VAN SUSTEREN: So what's next?

CHAFFETZ: Well, I think the American public has got to -- they get to be the ultimate jury in this.

VAN SUSTEREN: But she is not running for office.

CHAFFETZ: No, but --

VAN SUSTEREN: She is a presidential appointee.

CHAFFETZ: But as one of my colleagues, John Radcliff pointed out, she did not recuse herself from -- she did not step back and say that she doesn't want to be part of the Clinton administration. To the contrary, I think prior she has said that she wants to be considered and she's got to be the leading candidate at this point the way she is protecting the secretary.

VAN SUSTEREN: Would you like to have Eric Holder back?

CHAFFETZ: The good old days of Eric Holder and the candor that we get from Eric Holder. It was -- he was much -- I mean, he was miles better than Loretta Lynch. That's how bad it is.

VAN SUSTEREN: She wouldn't answer one question. And, you know, the thing that is sort of appalling. She knew those were going to be the questions. I mean, you would at least come prepared with something.
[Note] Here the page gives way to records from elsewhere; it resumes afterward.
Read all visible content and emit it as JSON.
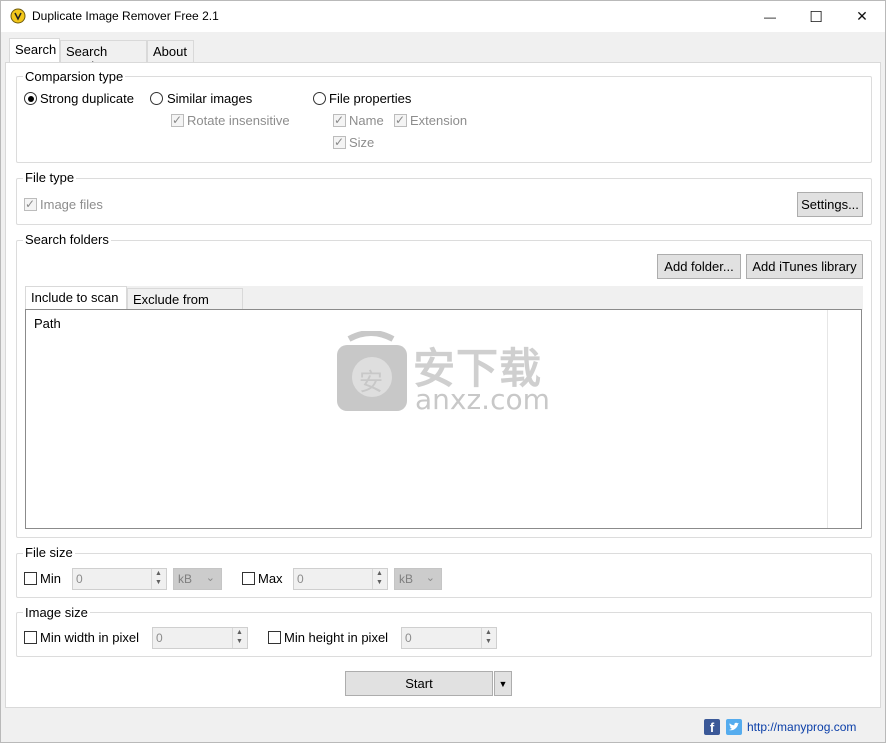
{
  "window": {
    "title": "Duplicate Image Remover Free 2.1",
    "controls": {
      "minimize": "—",
      "maximize": "☐",
      "close": "✕"
    }
  },
  "tabs": [
    {
      "label": "Search",
      "active": true
    },
    {
      "label": "Search result",
      "active": false
    },
    {
      "label": "About",
      "active": false
    }
  ],
  "comparison": {
    "label": "Comparsion type",
    "strong": "Strong duplicate",
    "similar": "Similar images",
    "rotate": "Rotate insensitive",
    "file_props": "File properties",
    "name": "Name",
    "extension": "Extension",
    "size": "Size"
  },
  "file_type": {
    "label": "File type",
    "image_files": "Image files",
    "settings_button": "Settings..."
  },
  "search_folders": {
    "label": "Search folders",
    "add_folder_button": "Add folder...",
    "add_itunes_button": "Add iTunes library",
    "tabs": [
      "Include to scan",
      "Exclude from scan"
    ],
    "column_path": "Path"
  },
  "file_size": {
    "label": "File size",
    "min_label": "Min",
    "min_value": "0",
    "min_unit": "kB",
    "max_label": "Max",
    "max_value": "0",
    "max_unit": "kB"
  },
  "image_size": {
    "label": "Image size",
    "min_width_label": "Min width in pixel",
    "min_width_value": "0",
    "min_height_label": "Min height in pixel",
    "min_height_value": "0"
  },
  "start_button": "Start",
  "watermark": {
    "glyph": "安",
    "cn": "安下载",
    "latin": "anxz.com"
  },
  "footer": {
    "link": "http://manyprog.com",
    "icons": [
      "facebook-icon",
      "twitter-icon"
    ]
  },
  "colors": {
    "accent_blue": "#0a3ea8",
    "facebook": "#3b5998",
    "twitter": "#55acee"
  }
}
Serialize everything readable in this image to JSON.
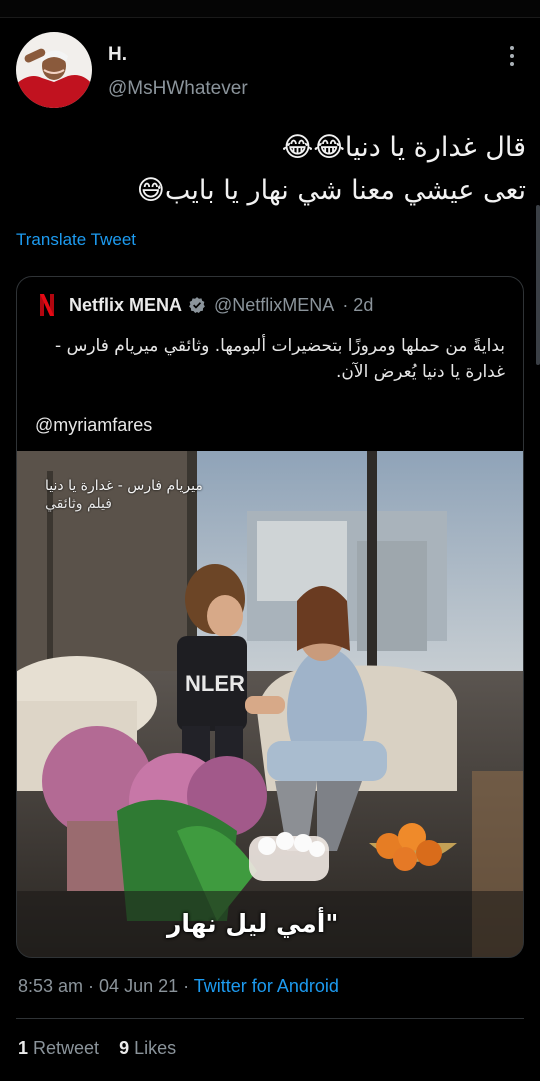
{
  "author": {
    "name": "H.",
    "handle": "@MsHWhatever"
  },
  "tweet": {
    "line1": "قال غدارة يا دنيا😂😂",
    "line2": "تعى عيشي معنا شي نهار يا بايب😅",
    "translate_label": "Translate Tweet"
  },
  "quoted": {
    "name": "Netflix MENA",
    "handle": "@NetflixMENA",
    "age": "· 2d",
    "text": "بدايةً من حملها ومروزًا بتحضيرات ألبومها. وثائقي ميريام فارس - غدارة يا دنيا يُعرض الآن.",
    "mention": "@myriamfares",
    "overlay_title": "ميريام فارس - غدارة يا دنيا",
    "overlay_sub": "فيلم وثائقي",
    "caption": "\"أمي ليل نهار"
  },
  "meta": {
    "time": "8:53 am",
    "sep1": " · ",
    "date": "04 Jun 21",
    "sep2": " · ",
    "source": "Twitter for Android"
  },
  "stats": {
    "retweets_count": "1",
    "retweets_label": " Retweet",
    "likes_count": "9",
    "likes_label": " Likes"
  },
  "colors": {
    "background": "#000000",
    "link": "#1d9bf0",
    "muted": "#8b949b",
    "netflix_red": "#e50914",
    "verified": "#8b949b"
  },
  "icons": [
    "more-vertical-icon",
    "netflix-logo-icon",
    "verified-badge-icon"
  ]
}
CHAFFETZ: If I had asked her if it's legal or -- is it legal or illegal to drive 80 miles an hour in a 55 zone, I think she would have -- she couldn't have answered that because she doesn't want to. She is just a professional at filling up the time. She was looking at her watch.

Go back to watch the YouTube video on my Facebook page, or go to JasonInTheHouse on my Twitter account and you can link it to just watch. Let people decide for themselves. It's an embarrassment.

(CROSSTALK)

VAN SUSTEREN: You know, unfortunately, it's a very important job. And, you know, and so it was stunning that she wouldn't answer the question, or at least have enough sense knowing that these are the questions that are going to be answered and stop giving that lame --

CHAFFETZ: We talked about classified information. This information is so classified that as a member of Congress, as the chairman of the Oversight Committee, I can't even see it.

It's -- we're talking about people's lives. We are talking about people who will get killed if they see this information, and we talk about it so flippantly and she will say, well, you know, it's a hypothetical.

No, it's not. It's people's lives.

VAN SUSTEREN: Well, I hope the viewers stick around for my off- the-record. I talk about the language extremely careless versus the language that they say is in the statute.

CHAFFETZ: Gross negligence.

VAN SUSTEREN: Gross negligence.

CHAFFETZ: Yes, yes.

VAN SUSTEREN: Anyway, congressman, thank you. Nice to see you.

CHAFFETZ: Thank you.